Programmed to die : The unlikely key to biological immortality

Turning 30 was like a swift kick in the balls and I know I was not  alone in this experience – no one likes getting old.

Our society is geared towards celebrating and worshipping  the status of youth, the amount of money the western world spends on plastic surgery and anti-ageing remedies are a testament to this obsession with holding onto our virility.

This fixation is nothing new, eternal youth is a recurring theme in folk tales and mythology (vampires ec) which has been passed on in cultures across the globe. It is also worth mentioning that a significant amount of historical figures are known to have endeavoured to remedy this inevitable decay of the corporeal vessel that we take through life and achieve immortality. Perhaps the most infamous of these is Elizabeth Báthory .

Weapons grade resting bitch face

This woman used to torture and murder virgin girls and drink/bathe in their blood in the pursuit of stealing there virile energy and preserving her beauty. She died under the medieval version of house arrest in this tower when she was 54.

#Fail

However this crazy bitch may not have been that far of the mark, experiments with mice have shown that if a 3 year old mouse (officially old as fuck in mouse years) has its blood drained and replaced with blood donated from younger mice it actually shows signs of rejuvenation and can even extend its life span.

With the prospect of the human race being able to manufacture synthetic blood a very real possibility in the near future this could very well hold implications for further extending the virility of human beings.

This is all standard stuff though, obviously organ and blood transplants can extend the natural lifespan of humans, where it gets really interesting is whether it is possible to genetically programme humans not to age past a certain point and remain at their biological peak indefinitely. This idea has been explored in the science fiction film ‘In Time’ which is a cool premise for a film but watching Justine Timberlake trying to act is like being force fed a bee hive.

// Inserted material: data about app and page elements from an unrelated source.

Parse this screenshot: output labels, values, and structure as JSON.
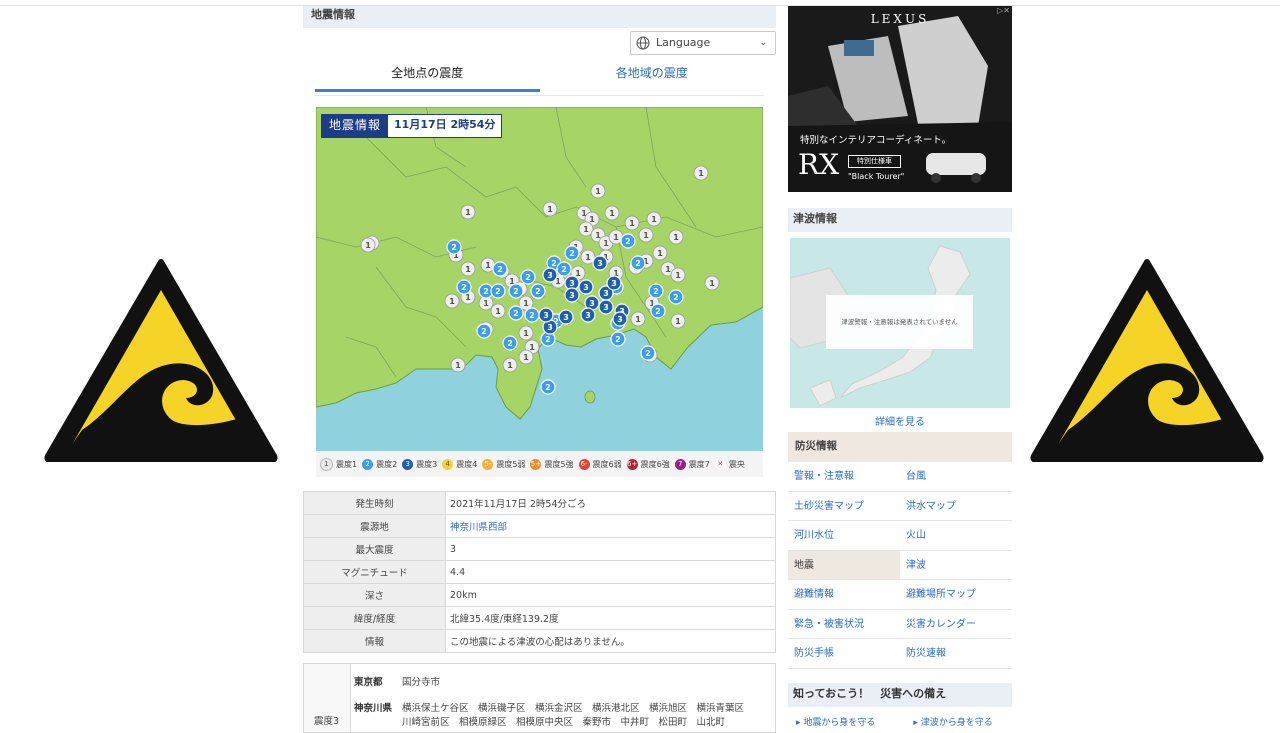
{
  "section_title": "地震情報",
  "language_label": "Language",
  "tabs": [
    "全地点の震度",
    "各地域の震度"
  ],
  "map": {
    "badge_label": "地震情報",
    "badge_datetime": "11月17日 2時54分"
  },
  "legend": [
    {
      "mark": "1",
      "label": "震度1",
      "color": "#e8e8e8",
      "text_color": "#555"
    },
    {
      "mark": "2",
      "label": "震度2",
      "color": "#3a9ee8",
      "text_color": "#fff"
    },
    {
      "mark": "3",
      "label": "震度3",
      "color": "#1f5fb0",
      "text_color": "#fff"
    },
    {
      "mark": "4",
      "label": "震度4",
      "color": "#f3d33a",
      "text_color": "#555"
    },
    {
      "mark": "5-",
      "label": "震度5弱",
      "color": "#f4b23a",
      "text_color": "#fff"
    },
    {
      "mark": "5+",
      "label": "震度5強",
      "color": "#f08a2a",
      "text_color": "#fff"
    },
    {
      "mark": "6-",
      "label": "震度6弱",
      "color": "#e2452f",
      "text_color": "#fff"
    },
    {
      "mark": "6+",
      "label": "震度6強",
      "color": "#b52034",
      "text_color": "#fff"
    },
    {
      "mark": "7",
      "label": "震度7",
      "color": "#9a1f86",
      "text_color": "#fff"
    },
    {
      "mark": "✕",
      "label": "震央",
      "color": "#ffffff",
      "text_color": "#d33"
    }
  ],
  "details": [
    {
      "key": "発生時刻",
      "value": "2021年11月17日 2時54分ごろ",
      "link": false
    },
    {
      "key": "震源地",
      "value": "神奈川県西部",
      "link": true
    },
    {
      "key": "最大震度",
      "value": "3",
      "link": false
    },
    {
      "key": "マグニチュード",
      "value": "4.4",
      "link": false
    },
    {
      "key": "深さ",
      "value": "20km",
      "link": false
    },
    {
      "key": "緯度/経度",
      "value": "北緯35.4度/東経139.2度",
      "link": false
    },
    {
      "key": "情報",
      "value": "この地震による津波の心配はありません。",
      "link": false
    }
  ],
  "intensity_table": {
    "level": "震度3",
    "rows": [
      {
        "pref": "東京都",
        "cities": "国分寺市"
      },
      {
        "pref": "神奈川県",
        "cities": "横浜保土ケ谷区　横浜磯子区　横浜金沢区　横浜港北区　横浜旭区　横浜青葉区"
      },
      {
        "pref": "",
        "cities": "川崎宮前区　相模原緑区　相模原中央区　秦野市　中井町　松田町　山北町"
      }
    ]
  },
  "ad": {
    "brand": "LEXUS",
    "close_mark": "▷✕",
    "tagline": "特別なインテリアコーディネート。",
    "model": "RX",
    "spec": "特別仕様車",
    "edition": "\"Black Tourer\""
  },
  "tsunami": {
    "title": "津波情報",
    "note": "津波警報・注意報は発表されていません",
    "more_link": "詳細を見る"
  },
  "bousai": {
    "title": "防災情報",
    "items": [
      "警報・注意報",
      "台風",
      "土砂災害マップ",
      "洪水マップ",
      "河川水位",
      "火山",
      "地震",
      "津波",
      "避難情報",
      "避難場所マップ",
      "緊急・被害状況",
      "災害カレンダー",
      "防災手帳",
      "防災速報"
    ],
    "current": "地震"
  },
  "know": {
    "title": "知っておこう！　災害への備え",
    "links": [
      "▸ 地震から身を守る",
      "▸ 津波から身を守る"
    ]
  }
}
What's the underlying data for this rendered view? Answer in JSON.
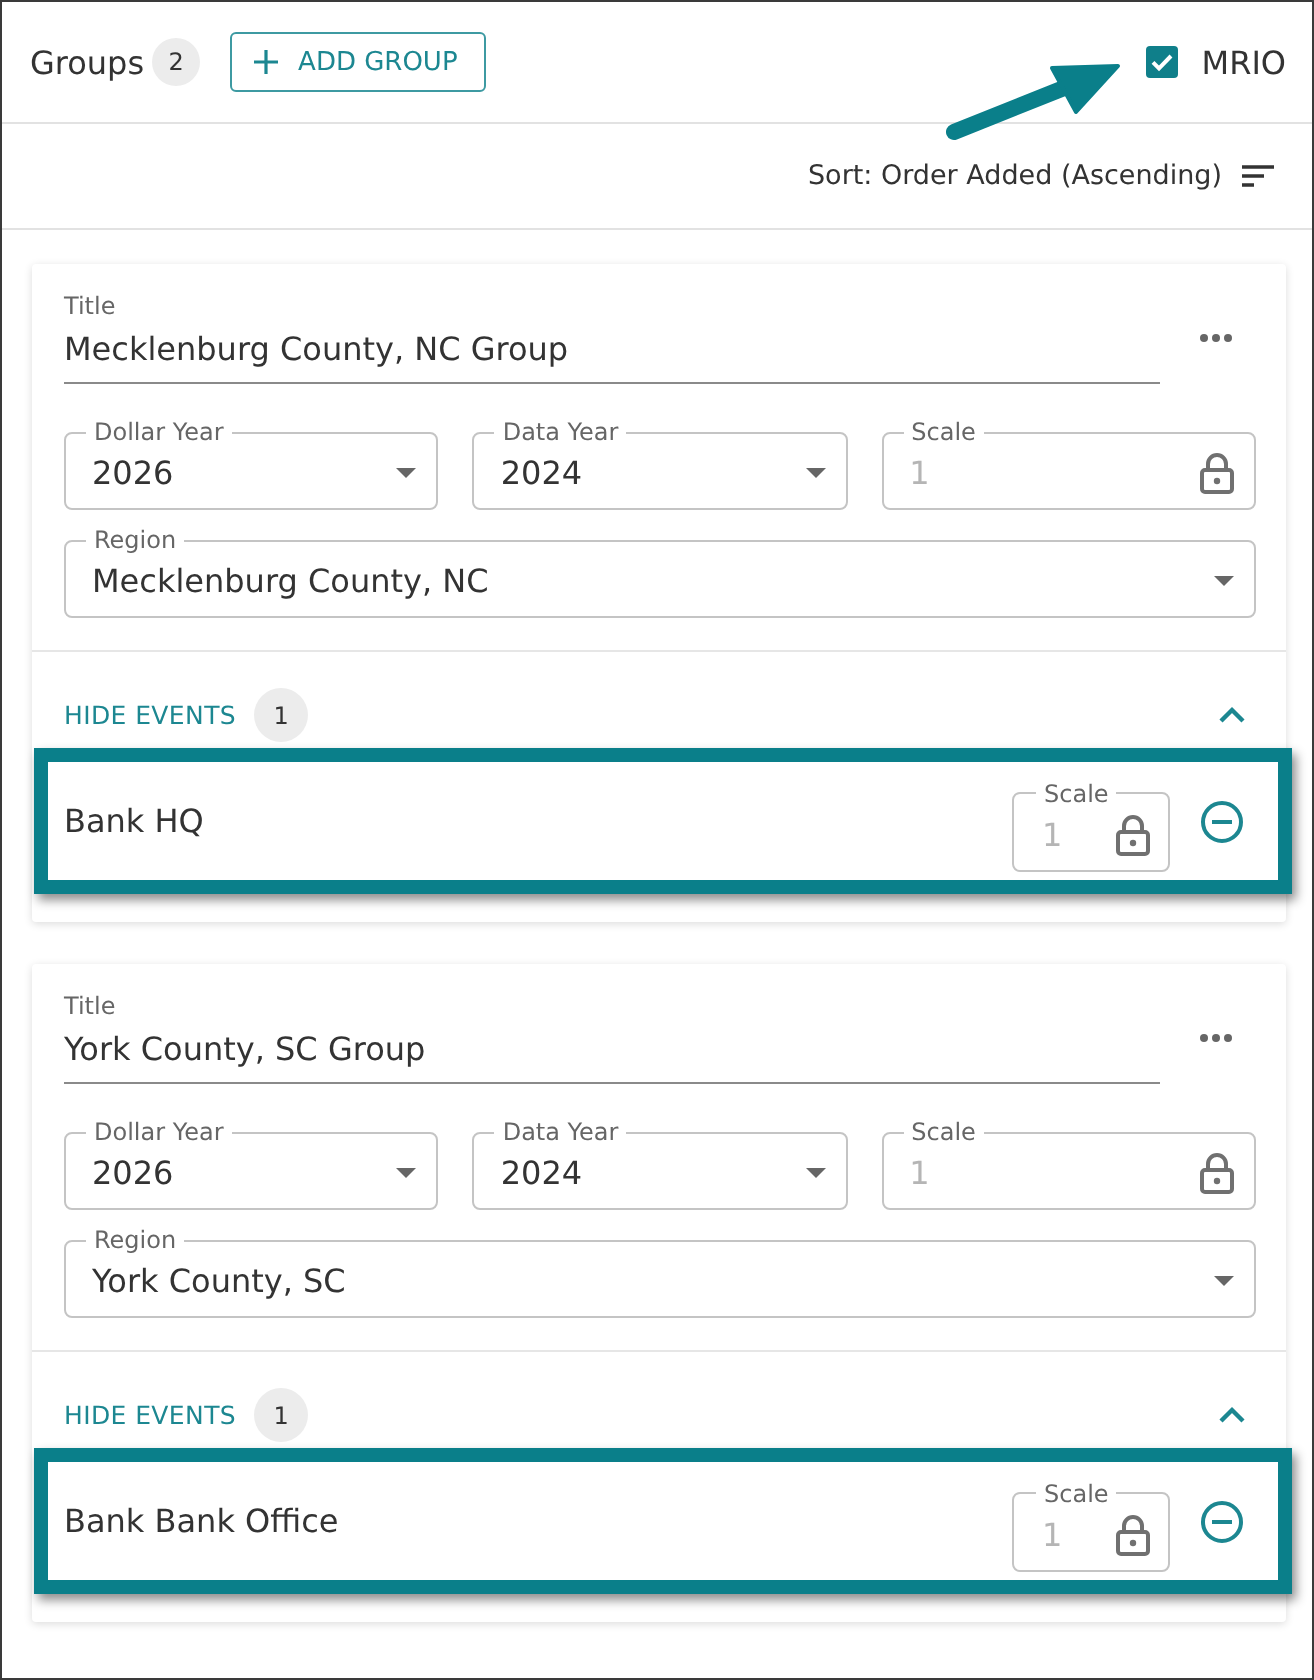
{
  "header": {
    "title": "Groups",
    "count": "2",
    "add_button": "ADD GROUP",
    "mrio": {
      "label": "MRIO",
      "checked": true,
      "arrow": true
    }
  },
  "sort": {
    "label": "Sort: Order Added (Ascending)"
  },
  "groups": [
    {
      "title_label": "Title",
      "title": "Mecklenburg County, NC Group",
      "fields": [
        {
          "kind": "select",
          "label": "Dollar Year",
          "value": "2026"
        },
        {
          "kind": "select",
          "label": "Data Year",
          "value": "2024"
        },
        {
          "kind": "locked",
          "label": "Scale",
          "value": "1"
        }
      ],
      "region": {
        "kind": "select",
        "label": "Region",
        "value": "Mecklenburg County, NC"
      },
      "events_toggle": {
        "label": "HIDE EVENTS",
        "count": "1",
        "expanded": true
      },
      "events": [
        {
          "name": "Bank HQ",
          "highlighted": true,
          "scale": {
            "kind": "locked",
            "label": "Scale",
            "value": "1"
          }
        }
      ]
    },
    {
      "title_label": "Title",
      "title": "York County, SC Group",
      "fields": [
        {
          "kind": "select",
          "label": "Dollar Year",
          "value": "2026"
        },
        {
          "kind": "select",
          "label": "Data Year",
          "value": "2024"
        },
        {
          "kind": "locked",
          "label": "Scale",
          "value": "1"
        }
      ],
      "region": {
        "kind": "select",
        "label": "Region",
        "value": "York County, SC"
      },
      "events_toggle": {
        "label": "HIDE EVENTS",
        "count": "1",
        "expanded": true
      },
      "events": [
        {
          "name": "Bank Bank Office",
          "highlighted": true,
          "scale": {
            "kind": "locked",
            "label": "Scale",
            "value": "1"
          }
        }
      ]
    }
  ]
}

So can we hack biological aging?

To answer this we need to look into why we age in the first place.

It was always assumed that ageing just happens due to biological wear and tear, your body fully replaces all of its cells (apart from some brain cells) in a constant cycle and after you pass your adult prime your cells start replicating as a slightly shittier version of themselves each time. The key factor in this process appears to be the degradation of mitochondrial DNA (the cells power plant). However new research has indicated that the gradual degrading process that we call aging may have been selected by an evolutionary mechanism and not a fundamental trait of organic life.

A new study from the New England Complex Systems Institute speculates that ageing may exist to ensure that older generations die and they don’t out compete the younger generation and thus maintain a healthy generational flow of new animals –we are essentially programmed to die so that the young may live.

This concept can be observed in nature, in some species of octopuses the female dies after reproducing – however if you surgically remove a certain gland it stays alive.  This implies that evolution has selected the animal to die after reproducing as it is the best way for to ensure the survival of the species.

It’s quite a trippy concept to get your head around but it makes sense –  it would be very hard for juvenile animals to survive in an environment filled with adults that are biologically immortal because they would be outcompeted by an abundance of their larger and fully developed rivals.

So the very reason we get old and die may help life propagate – if this is true stopping the aging process might be simpler than previously thought as it biologically feasible for cells to continually replicate themselves perfectly without deteriorating.

Image courtesy of NECSI

There are of course exceptions to this evolutionary strategy and some animals may be actually be biologically immortal, the best example of this is the imaginatively named immortal jellyfish. These blobs of floating water goo can alternate between their juvenile and mature state indefinitely which means they will never die of old age.

It’s only a matter of time before they get eaten or killed by something but in theory you could keep one of these animals alive in captivity for 5 billion years until the sun goes white dwarf and fucks our solar system up.

So if humans do age and deteriorate because we are evolutionarily programmed to die, conquering aging may be simpler than previously thought as we wouldn’t have to overcome a fundamental trait of organic life. In the near future the lifespan of human beings could drastically increase.

Obviously despite being biologically immortal we would all eventually die of something, whether it being falling down the stairs or snorting venomous fire ants at an Ozzy Osborne gig (yes that happened).

Overall though I feel western societies chronic anxiety about getting old is not worth the hassle – it is possible to age in style.

My Grandad rocking a starfish like a boss.

We should all learn to just enjoy the ride into crippling obsolescence.